I used to tell a story to my yoga classes that I heard at my friend Mitchell’s bar mitzvah. It’s about the famous “parting of the Red Sea.” Most of the accounts in the spiritual texts describe the event as a miracle, the kind that just happens when faith and hope come together to manifest salvation.
The version I heard at the bar mitzvah describes people furiously and valiantly swimming and swimming, working together and fighting hard for what they needed. Only after the effort, and teamwork, and struggle, did the red seas finally part.
I particularly love this story because I believe in both the spiritual and the practical, the human and the divine, I think that kind words and conscious behavior create the environment for powerful actions.
Our thoughts and prayers are the foundation for how we do things, they cannot, themselves, replace the things that we do.
My personal value system is one of non violence. I’m anti-war and anti-aggression. I don’t think anyone should own guns for any reason and I don’t think any problem has ever been solved by violence of any kind.
But my beliefs are situated in a complex, varied system of laws and culture. They must co exist with my rights and obligations both as a human on this planet and a citizen of the United States.
What continues to frustrate me about gun violence in this country is our failure to meet the challenge to act every time we are met with an opportunity.
We are standing on the shoreline, clinging to our values and perspectives, unwilling to do the work to affect (and effect) change.
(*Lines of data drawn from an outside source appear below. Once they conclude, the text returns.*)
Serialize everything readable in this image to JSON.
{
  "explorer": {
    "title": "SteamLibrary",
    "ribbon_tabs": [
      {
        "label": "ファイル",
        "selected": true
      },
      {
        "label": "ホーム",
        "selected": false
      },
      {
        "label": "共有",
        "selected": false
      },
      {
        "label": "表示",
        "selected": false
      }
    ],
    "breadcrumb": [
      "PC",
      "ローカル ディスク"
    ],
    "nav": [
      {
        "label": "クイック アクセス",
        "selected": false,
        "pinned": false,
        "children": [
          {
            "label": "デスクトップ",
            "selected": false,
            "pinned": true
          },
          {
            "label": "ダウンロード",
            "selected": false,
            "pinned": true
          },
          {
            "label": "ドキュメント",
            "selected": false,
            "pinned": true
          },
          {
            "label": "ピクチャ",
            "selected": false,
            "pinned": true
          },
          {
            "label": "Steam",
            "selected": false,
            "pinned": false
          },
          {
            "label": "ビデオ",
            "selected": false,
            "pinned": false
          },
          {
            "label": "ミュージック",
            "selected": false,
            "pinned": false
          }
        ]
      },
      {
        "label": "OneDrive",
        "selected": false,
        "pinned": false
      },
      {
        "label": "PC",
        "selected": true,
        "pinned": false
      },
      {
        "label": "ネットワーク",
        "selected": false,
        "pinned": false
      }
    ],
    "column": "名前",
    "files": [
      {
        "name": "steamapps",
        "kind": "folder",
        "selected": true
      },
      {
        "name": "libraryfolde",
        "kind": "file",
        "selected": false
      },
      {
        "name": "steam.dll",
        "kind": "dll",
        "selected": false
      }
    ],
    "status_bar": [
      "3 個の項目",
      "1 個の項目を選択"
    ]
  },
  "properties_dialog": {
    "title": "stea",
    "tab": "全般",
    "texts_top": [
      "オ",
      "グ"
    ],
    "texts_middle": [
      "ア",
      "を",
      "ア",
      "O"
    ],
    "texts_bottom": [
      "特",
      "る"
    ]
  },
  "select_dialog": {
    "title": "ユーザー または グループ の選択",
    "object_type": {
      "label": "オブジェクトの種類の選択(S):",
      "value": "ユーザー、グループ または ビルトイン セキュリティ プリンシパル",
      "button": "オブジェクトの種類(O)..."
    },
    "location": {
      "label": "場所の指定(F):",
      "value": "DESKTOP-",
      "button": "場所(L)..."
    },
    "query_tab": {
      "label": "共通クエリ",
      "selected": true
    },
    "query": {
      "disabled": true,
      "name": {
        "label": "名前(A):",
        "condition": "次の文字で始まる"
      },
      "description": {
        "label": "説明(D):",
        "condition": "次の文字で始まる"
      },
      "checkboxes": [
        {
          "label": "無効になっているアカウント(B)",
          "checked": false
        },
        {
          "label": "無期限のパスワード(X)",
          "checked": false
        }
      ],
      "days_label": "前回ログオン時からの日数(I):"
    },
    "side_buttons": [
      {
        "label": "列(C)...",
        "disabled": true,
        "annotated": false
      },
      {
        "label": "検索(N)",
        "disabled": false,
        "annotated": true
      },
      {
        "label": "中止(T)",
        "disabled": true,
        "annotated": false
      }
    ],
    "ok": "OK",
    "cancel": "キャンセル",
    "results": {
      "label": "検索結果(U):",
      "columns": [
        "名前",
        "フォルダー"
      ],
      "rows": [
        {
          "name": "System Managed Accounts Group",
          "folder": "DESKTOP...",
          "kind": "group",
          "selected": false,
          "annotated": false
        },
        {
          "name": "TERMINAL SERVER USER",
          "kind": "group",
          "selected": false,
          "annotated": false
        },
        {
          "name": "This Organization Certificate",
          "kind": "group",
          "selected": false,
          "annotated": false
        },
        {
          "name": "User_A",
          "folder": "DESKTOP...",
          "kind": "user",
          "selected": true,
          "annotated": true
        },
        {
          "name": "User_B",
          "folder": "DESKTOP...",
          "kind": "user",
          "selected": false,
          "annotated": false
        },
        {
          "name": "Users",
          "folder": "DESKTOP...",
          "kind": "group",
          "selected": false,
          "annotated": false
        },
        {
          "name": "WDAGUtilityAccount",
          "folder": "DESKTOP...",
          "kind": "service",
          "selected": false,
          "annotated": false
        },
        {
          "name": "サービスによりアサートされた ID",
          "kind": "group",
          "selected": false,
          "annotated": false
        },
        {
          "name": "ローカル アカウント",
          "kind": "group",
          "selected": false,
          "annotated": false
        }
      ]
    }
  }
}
Gun violence, like absolutely everything, has more than one root cause. There are all sorts of complicated and intersecting issues here, some, like the legislation that governs access to and use of weapons, the way the media covers and responds to violence, and how we provide resources and support for mental illness are well within our control; some, like the individual thoughts and mindsets of the people who commit mass shootings, are admittedly, tragically, outside of it.
It seems absolutely ludicrous to me that we continue to unpack and focus on the latter, something we never could and never will be able to impact, as we shield ourselves from meaningful action on the former, the things we absolutely can do something about. We can’t control everything, but the things we can, we must.
Send your prayers and dedicate your yoga practice and tell your family you love them. Sending “light and love” to the world matters. It all does.
But the other things that matter, as much, if not more, are the concrete actions we take as we move forward. Call your representatives, both at the state and federal level. Tell them the outcome you’re seeking and what you need them to do to make it happen. Get involved in a 2018 primary campaign with a candidate who has a platform that explicitly addresses gun violence. Take a look at where you’ve been unwilling to sacrifice your personal freedoms for the protection of your countrymen, and what the cost of that has been, up until now, and will be, into the future. Acknowledge where you’ve stayed out of the debate about gun control because you’re meditating on healing or praying for unity or manifesting peace.
We are all in this together. And the red seas are not going to part for us all on their own.
Time to dive in and start swimming.